           Guide Future DOD Space Efforts. GAO-08-431R. (Washington, D.C.:
           March 27, 2008).

           Page 27                                                      GAO-12-563T
This is a work of the U.S. government and is not subject to copyright protection in the
United States. The published product may be reproduced and distributed in its entirety
without further permission from GAO. However, because this work may contain
copyrighted images or other material, permission from the copyright holder may be
necessary if you wish to reproduce this material separately.
GAO’s Mission         The Government Accountability Office, the audit, evaluation, and
                      investigative arm of Congress, exists to support Congress in meeting its
                      constitutional responsibilities and to help improve the performance and
                      accountability of the federal government for the American people. GAO
                      examines the use of public funds; evaluates federal programs and
                      policies; and provides analyses, recommendations, and other assistance
                      to help Congress make informed oversight, policy, and funding decisions.
                      GAO’s commitment to good government is reflected in its core values of
                      accountability, integrity, and reliability.

                      The fastest and easiest way to obtain copies of GAO documents at no
Obtaining Copies of   cost is through GAO’s website (www.gao.gov). Each weekday afternoon,
GAO Reports and       GAO posts on its website newly released reports, testimony, and
                      correspondence. To have GAO e-mail you a list of newly posted products,
Testimony             go to www.gao.gov and select “E-mail Updates.”

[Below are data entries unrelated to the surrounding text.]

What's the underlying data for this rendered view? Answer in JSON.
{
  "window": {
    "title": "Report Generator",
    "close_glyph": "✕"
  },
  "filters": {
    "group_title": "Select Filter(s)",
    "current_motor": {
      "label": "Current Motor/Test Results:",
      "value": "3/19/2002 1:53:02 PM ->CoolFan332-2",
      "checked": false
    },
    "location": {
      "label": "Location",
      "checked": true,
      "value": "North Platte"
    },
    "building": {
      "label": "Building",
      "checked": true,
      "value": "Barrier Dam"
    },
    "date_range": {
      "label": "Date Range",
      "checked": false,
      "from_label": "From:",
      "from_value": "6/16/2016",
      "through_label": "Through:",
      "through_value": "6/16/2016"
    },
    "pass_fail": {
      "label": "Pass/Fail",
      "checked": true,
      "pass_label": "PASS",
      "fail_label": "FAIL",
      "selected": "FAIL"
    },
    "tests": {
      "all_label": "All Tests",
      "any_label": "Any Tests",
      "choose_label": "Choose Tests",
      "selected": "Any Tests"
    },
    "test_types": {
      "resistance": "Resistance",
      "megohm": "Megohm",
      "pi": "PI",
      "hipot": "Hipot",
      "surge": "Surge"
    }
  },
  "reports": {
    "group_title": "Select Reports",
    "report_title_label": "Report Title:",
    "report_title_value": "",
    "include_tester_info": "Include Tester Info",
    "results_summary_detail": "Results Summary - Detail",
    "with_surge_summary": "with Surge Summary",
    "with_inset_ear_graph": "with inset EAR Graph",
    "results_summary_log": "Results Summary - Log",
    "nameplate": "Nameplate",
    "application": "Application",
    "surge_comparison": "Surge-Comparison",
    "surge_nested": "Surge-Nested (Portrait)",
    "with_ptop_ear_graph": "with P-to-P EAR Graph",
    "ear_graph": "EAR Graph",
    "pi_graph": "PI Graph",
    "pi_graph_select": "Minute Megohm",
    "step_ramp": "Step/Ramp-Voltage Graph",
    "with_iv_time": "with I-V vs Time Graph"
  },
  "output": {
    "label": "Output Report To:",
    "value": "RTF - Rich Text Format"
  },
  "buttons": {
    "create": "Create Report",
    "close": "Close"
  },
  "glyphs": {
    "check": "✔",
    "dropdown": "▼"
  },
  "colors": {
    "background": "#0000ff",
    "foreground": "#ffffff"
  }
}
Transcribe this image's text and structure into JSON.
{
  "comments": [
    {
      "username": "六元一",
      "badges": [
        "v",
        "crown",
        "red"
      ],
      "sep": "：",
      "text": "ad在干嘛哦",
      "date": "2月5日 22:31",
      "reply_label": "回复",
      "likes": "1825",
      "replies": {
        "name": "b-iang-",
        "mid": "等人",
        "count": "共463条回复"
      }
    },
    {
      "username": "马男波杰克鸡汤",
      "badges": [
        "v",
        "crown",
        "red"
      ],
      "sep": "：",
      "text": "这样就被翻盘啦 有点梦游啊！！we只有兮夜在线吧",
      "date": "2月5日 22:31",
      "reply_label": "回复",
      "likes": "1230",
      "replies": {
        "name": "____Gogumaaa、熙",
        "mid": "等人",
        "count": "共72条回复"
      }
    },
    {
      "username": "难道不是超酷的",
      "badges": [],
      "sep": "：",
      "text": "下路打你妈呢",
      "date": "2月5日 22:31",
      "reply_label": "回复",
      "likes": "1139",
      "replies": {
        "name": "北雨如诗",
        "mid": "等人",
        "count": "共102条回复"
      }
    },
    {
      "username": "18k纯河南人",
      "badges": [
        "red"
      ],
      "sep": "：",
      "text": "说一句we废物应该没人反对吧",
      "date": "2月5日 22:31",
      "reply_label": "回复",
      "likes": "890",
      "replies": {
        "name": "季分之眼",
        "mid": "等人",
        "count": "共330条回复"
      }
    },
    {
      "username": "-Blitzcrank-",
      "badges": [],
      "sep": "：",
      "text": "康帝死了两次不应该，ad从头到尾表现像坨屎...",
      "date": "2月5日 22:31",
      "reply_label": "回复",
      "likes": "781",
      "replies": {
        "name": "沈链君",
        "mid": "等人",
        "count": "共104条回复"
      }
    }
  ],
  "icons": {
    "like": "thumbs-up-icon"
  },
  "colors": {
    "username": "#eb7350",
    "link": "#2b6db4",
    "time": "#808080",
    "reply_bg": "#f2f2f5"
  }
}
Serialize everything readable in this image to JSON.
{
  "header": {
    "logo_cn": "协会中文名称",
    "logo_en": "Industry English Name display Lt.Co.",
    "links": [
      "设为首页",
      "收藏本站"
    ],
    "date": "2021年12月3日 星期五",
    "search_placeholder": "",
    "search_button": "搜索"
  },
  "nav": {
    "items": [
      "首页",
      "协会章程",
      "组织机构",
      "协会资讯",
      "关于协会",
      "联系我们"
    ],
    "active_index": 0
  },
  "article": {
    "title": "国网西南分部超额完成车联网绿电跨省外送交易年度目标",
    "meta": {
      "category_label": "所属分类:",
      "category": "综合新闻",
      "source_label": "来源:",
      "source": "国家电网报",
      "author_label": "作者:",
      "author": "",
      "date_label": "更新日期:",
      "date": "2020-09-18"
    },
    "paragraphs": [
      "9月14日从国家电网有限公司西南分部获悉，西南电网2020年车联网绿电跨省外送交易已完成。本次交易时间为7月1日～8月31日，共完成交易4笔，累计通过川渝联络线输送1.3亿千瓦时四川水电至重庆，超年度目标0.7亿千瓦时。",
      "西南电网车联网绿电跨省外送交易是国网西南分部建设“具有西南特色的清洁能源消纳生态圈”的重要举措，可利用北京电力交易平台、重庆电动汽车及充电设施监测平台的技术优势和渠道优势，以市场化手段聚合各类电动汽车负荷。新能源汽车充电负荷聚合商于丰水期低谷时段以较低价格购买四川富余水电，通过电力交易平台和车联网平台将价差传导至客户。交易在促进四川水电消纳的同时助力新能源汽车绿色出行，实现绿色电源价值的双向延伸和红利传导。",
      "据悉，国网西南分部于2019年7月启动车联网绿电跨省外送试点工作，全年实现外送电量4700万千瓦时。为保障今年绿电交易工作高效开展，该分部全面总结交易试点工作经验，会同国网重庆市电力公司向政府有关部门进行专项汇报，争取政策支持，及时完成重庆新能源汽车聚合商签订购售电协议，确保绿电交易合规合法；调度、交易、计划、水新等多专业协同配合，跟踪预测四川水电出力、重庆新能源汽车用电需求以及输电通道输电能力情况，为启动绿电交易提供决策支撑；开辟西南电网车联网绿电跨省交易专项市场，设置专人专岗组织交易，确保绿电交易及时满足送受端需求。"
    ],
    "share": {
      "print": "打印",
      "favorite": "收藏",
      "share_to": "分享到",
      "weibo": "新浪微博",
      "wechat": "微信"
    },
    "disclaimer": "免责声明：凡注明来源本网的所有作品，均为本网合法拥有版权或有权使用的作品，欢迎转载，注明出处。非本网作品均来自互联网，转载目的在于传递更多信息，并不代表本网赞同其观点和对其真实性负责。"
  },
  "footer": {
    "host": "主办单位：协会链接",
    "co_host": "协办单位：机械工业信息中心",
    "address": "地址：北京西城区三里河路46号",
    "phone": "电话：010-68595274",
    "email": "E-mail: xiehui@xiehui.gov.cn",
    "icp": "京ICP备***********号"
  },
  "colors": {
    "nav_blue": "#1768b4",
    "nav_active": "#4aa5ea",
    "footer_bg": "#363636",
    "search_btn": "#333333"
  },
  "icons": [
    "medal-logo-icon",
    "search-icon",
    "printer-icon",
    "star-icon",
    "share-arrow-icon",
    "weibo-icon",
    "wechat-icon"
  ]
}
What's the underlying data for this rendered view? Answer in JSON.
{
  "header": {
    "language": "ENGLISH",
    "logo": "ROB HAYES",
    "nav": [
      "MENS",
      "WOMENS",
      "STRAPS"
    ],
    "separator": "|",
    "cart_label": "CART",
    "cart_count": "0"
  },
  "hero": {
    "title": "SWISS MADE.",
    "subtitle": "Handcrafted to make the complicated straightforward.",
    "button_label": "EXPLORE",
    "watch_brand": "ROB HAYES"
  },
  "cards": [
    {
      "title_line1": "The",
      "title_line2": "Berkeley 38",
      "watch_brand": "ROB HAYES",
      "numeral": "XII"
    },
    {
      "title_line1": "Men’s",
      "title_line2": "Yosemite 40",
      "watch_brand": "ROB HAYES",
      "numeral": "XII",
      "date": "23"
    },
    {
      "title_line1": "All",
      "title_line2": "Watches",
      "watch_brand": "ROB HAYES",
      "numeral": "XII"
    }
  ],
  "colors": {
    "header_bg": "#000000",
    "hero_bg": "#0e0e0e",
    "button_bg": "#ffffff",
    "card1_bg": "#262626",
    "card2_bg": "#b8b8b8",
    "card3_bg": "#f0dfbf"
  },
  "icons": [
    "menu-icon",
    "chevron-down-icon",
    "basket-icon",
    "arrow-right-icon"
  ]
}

Order by Phone        The price of each GAO publication reflects GAO’s actual cost of
                      production and distribution and depends on the number of pages in the
                      publication and whether the publication is printed in color or black and
                      white. Pricing and ordering information is posted on GAO’s website,
                      Place orders by calling (202) 512-6000, toll free (866) 801-7077, or
                      TDD (202) 512-2537.
                      Orders may be paid for using American Express, Discover Card,
                      MasterCard, Visa, check, or money order. Call for additional information.
                      Connect with GAO on Facebook, Flickr, Twitter, and YouTube.
Connect with GAO      Subscribe to our RSS Feeds or E-mail Updates. Listen to our Podcasts.
                      Visit GAO on the web at www.gao.gov.
To Report Fraud,
Waste, and Abuse in   Website: www.gao.gov/fraudnet/fraudnet.htm
                      E-mail: fraudnet@gao.gov
Federal Programs      Automated answering system: (800) 424-5454 or (202) 512-7470

                      Katherine Siggerud, Managing Director, siggerudk@gao.gov, (202) 512-
Congressional         4400, U.S. Government Accountability Office, 441 G Street NW, Room
Relations             7125, Washington, DC 20548

                      Chuck Young, Managing Director, youngc1@gao.gov, (202) 512-4800
Public Affairs        U.S. Government Accountability Office, 441 G Street NW, Room 7149
                      Washington, DC 20548

                        Please Print on Recycled Paper.